We have just gone through Christmas shopping time. There are still folks around who prefer to stroll from shop to shop instead of sitting in front of their computer to find what they want. Nothing wrong with that...but, for our purposes we say kudos to shoppers who prefer to patronize their local businesses. One place you might shop is New York Lace . Perhaps you would couple that with a stroll around the Christmas Green then lunching at one of the good restaurants downtown. If there is a bit of snow, so much the better!
Quite accidentally, I stumbled upon historical information about The New York Lace store ( one of the oldest on Main St. ) finding a gold mine of Taunton lore. Connections bind history with a thread that if followed finds us at more connections... reminding us of the thought, of "nine degrees of separation."
It was a real treat to unravel this particular thread sending us back in history to the early 1900s , specifically 1907.
In 1907, in the United States, woman suffragettes were still fighting for the vote. In that year, the U.S. Congress raised their own salaries to $7, 500 (and kept on going). In February of that year the passenger ship Larchment sunk off Block Island, Rhode Island and 322 souls perished. In April, a Canadian won the 11th Boston Marathon. The Bubonic Plague broke out in San Francisco in May. December of that year saw the first ball drop in Times Square and Oklahoma becaming the 46th state of the Union. Federal spending that year - are you ready for it .... $ 0.58 billion.
That same year Pincus Zwetchkenbaum, an immigrant from Poland (the 1930 census lists him as Polish, his wife Austrian) came onto the Taunton scene. There are those who think he came from Russia but I am going with the Census information.
The well known fabric of the immigrant ingenuity of those days is exemplified with Mr. Zwetchkenbaum. It was true also with our grocer below, John Dimitri from Albania. It was a new country for many in Taunton and they did not hesitate to inject new vitality into the economy of the City. Current Tauntonian Stephen Kosta's Uncle John Dimitri below started selling bananas from a cart, then worked his way up to this horse and buggy....
.... eventually locating his own store (seen below) at 107 Main St. His store was
described as being right next to the Star Theatre .

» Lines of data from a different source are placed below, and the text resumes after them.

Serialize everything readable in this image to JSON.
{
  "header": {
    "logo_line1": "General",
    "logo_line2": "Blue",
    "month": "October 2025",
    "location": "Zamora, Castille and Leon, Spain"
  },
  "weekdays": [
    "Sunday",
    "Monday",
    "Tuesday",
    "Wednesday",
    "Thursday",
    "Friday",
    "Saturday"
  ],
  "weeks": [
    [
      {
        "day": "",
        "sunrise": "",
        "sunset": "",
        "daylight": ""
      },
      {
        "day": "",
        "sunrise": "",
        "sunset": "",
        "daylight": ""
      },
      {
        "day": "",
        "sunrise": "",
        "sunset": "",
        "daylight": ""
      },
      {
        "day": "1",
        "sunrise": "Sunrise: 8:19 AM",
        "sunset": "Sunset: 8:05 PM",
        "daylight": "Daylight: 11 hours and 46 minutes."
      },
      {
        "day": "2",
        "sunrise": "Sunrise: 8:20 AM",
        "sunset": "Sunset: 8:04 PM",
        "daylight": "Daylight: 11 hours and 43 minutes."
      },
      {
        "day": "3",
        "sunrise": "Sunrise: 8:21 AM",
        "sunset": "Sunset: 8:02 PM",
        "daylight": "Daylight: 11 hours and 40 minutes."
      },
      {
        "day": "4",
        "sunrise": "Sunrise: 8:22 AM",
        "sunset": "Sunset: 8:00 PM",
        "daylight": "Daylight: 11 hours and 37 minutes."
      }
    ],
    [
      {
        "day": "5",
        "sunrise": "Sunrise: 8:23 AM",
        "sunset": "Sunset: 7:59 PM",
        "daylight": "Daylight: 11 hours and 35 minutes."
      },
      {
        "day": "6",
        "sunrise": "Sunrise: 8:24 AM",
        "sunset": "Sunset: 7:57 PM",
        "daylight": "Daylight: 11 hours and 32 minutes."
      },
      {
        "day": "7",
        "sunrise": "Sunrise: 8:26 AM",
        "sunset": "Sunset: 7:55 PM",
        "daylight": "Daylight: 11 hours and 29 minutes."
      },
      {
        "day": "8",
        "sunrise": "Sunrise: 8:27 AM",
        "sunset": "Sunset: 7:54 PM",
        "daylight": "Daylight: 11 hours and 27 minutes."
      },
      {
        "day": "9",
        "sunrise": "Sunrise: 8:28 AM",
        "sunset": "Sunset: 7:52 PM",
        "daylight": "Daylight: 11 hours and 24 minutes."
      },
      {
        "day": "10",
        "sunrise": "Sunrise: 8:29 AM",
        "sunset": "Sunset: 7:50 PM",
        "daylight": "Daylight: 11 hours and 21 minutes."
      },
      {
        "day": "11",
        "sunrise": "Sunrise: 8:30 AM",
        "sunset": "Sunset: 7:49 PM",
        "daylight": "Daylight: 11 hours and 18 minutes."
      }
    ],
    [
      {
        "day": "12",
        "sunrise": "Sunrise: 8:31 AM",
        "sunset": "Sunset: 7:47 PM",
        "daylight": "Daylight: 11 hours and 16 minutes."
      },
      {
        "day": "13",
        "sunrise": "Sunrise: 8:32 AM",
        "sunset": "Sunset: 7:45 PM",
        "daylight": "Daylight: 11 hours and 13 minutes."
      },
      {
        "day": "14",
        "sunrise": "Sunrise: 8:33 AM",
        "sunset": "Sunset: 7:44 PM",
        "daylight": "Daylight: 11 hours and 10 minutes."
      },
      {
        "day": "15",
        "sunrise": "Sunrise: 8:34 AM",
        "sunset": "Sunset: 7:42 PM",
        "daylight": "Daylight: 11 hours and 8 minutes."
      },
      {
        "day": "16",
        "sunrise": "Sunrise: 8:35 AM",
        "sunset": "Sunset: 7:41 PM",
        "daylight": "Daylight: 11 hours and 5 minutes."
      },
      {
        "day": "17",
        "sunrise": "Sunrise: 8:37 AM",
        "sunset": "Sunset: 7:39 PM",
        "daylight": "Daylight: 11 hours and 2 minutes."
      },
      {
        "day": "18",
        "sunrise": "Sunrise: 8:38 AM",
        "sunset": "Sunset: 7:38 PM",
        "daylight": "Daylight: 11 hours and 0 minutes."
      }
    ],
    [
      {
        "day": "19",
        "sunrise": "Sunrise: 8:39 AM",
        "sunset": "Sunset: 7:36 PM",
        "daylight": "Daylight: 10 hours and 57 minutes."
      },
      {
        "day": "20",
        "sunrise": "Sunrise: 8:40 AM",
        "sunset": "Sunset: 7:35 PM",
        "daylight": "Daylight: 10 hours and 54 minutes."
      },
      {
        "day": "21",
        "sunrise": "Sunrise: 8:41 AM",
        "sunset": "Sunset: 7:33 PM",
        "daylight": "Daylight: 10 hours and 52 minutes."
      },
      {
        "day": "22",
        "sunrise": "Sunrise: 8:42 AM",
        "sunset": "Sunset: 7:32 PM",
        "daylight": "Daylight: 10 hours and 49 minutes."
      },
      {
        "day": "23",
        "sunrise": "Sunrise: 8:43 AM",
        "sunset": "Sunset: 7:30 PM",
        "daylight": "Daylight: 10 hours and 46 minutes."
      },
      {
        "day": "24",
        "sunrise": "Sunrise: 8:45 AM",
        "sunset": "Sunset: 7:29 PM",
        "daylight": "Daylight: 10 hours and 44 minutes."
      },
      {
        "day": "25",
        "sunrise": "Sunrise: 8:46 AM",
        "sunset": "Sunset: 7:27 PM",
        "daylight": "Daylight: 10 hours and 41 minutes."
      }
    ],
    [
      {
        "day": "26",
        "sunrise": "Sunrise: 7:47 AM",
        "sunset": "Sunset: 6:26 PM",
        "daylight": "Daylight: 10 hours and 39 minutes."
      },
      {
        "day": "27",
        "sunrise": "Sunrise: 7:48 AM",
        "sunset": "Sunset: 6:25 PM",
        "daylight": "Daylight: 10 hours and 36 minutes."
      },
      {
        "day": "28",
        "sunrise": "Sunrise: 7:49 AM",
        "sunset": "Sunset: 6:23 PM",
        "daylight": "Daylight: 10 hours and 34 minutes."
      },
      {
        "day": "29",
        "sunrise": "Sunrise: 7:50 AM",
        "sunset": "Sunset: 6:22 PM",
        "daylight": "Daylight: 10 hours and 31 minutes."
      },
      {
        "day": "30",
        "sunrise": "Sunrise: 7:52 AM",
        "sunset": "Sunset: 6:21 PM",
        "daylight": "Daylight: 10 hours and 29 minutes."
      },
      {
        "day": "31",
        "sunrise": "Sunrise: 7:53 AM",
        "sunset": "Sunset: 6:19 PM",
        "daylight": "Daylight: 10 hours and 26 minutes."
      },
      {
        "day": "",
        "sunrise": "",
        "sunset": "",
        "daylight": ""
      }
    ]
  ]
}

New York Lace Store would be located nearby at 89 Main St.
Even though this photo was taken in 1927,
it still gives us an idea of early downtown Taunton.
Thank you to Stephen Koska for sharing both those incredible photos above.
Those immigrant entrepreneurs fitted themselves into a new culture
and in Pincus' case, a new couture.
A place for lace
As John Dimitri with his horse drawn cart above finally opened his own store, Pincus Zwetchkenbaum traveled the same journey beginning with "strips of lace and yards of calico ." By dint of hard work and keeping his goal in mind, Pincus, sold from a cart, went door to door and then managed to open his first Taunton shop with his son Joseph in 1906 in Whittenton selling lace and embroidery. In 1920 he moved it to the location downtown where Pober's had been.
(In those same years, my own grandfather, Joseph Souza, did as those gentlemen . Selling wood in his case from a horse and buggy and then establishing his own used furniture Store on Weir St. I like to think that they all knew each other.)
In 1935 Pincus Z. moved to 89 Main St. and opened New York Lace Store. Pincus and his family had been in business in the City of Taunton since 1906 and that business today is still going strong.
Imagine, our grandmothers would have shopped in the store in Whittenton.Since in 1907 women dressed like this...with lots of material and lots of lace, it
is highly likely.
Wow, the lace!
No date to this postcard, but betting it is very early on downtown Taunton.
Once Charles Crowley dated the clocks...we see a white one here. Need to
do more research unless someone out there knows?
I remember the touch of elegance that was so apparent there. Nylons (well before pantyhose) would have been nestled in tissue paper in their own slender white boxes, Gloves the same. There were always the same lovely ladies waiting on you, so it was a familiar shopping experience and very personal. They knew their customers and they knew their wares.
Through the years and decades New York Lace Store has anchored one end of downtown. Through that time it drew our ancestors then ourselves.
Stay tuned for Part II of The New York Lace Store Story. There is more!
*photographs from Stephen Kosta.
*photograph from my own archives.
*Aaron Cushman from the Research Department of the Taunton Public Library
Taunton Daily Gazette: Dec. 3, 1984
*A History of the Bridal Business in Taunton